Contact centre workers spend a large part of their working day sitting in front of a computer monitor in what is defined as sedentary work (e.g. prolonged periods of inactivity, and an absence of whole body movement).

The human body is designed for movement and should alternate between sitting, standing and activities (e.g. walking).

Benefits of moving

Benefits of sitting less and moving more include:

  • lower risk of musculoskeletal pain, discomfort and injury, particularly of the lower back and neck
  • lower risk of developing coronary heart disease
  • lower risk of developing diabetes
  • lower risk of eye strain or fatigue
  • healthy maintenance of the circulatory system and digestive tract.

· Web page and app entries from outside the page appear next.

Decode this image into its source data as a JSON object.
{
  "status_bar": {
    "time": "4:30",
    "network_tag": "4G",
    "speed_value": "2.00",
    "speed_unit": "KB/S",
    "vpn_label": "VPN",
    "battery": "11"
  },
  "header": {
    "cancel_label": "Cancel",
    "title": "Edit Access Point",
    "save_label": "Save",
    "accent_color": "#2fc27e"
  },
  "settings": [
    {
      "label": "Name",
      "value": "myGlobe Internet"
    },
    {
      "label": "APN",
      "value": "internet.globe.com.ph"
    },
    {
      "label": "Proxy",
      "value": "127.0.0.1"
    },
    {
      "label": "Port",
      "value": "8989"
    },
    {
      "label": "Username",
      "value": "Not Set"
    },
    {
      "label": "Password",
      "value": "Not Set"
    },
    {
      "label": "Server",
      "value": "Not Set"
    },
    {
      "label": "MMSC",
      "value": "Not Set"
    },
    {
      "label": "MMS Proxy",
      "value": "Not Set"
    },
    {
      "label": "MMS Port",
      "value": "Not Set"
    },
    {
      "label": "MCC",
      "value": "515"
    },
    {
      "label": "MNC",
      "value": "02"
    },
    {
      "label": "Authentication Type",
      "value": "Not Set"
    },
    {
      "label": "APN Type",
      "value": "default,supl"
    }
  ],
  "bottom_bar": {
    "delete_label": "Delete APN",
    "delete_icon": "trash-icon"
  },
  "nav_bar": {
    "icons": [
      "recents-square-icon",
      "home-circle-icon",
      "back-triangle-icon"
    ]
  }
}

Reduce risks

To minimise the health and safety risks from sedentary work, employers can:

  • use job task variation to decrease the total amount of time call handlers are working in sedentary activities
  • provide height adjustable desks that allow call handlers to alternate between sitting and standing
  • use cordless headsets or corded headsets that allow call handlers to stand and move around their workstation during calls, as long as other workers are not adversely affected
  • promote and support standing team meetings
  • ensure all workers take regular and frequent breaks throughout the day in addition to toilet and meal breaks
  • encourage workers to take meal breaks away from their desks
  • locate printers, photocopiers and water coolers away from the workstation to encourage all workers to stand and move around
  • alternate the tasks of workers between sitting, standing and walking.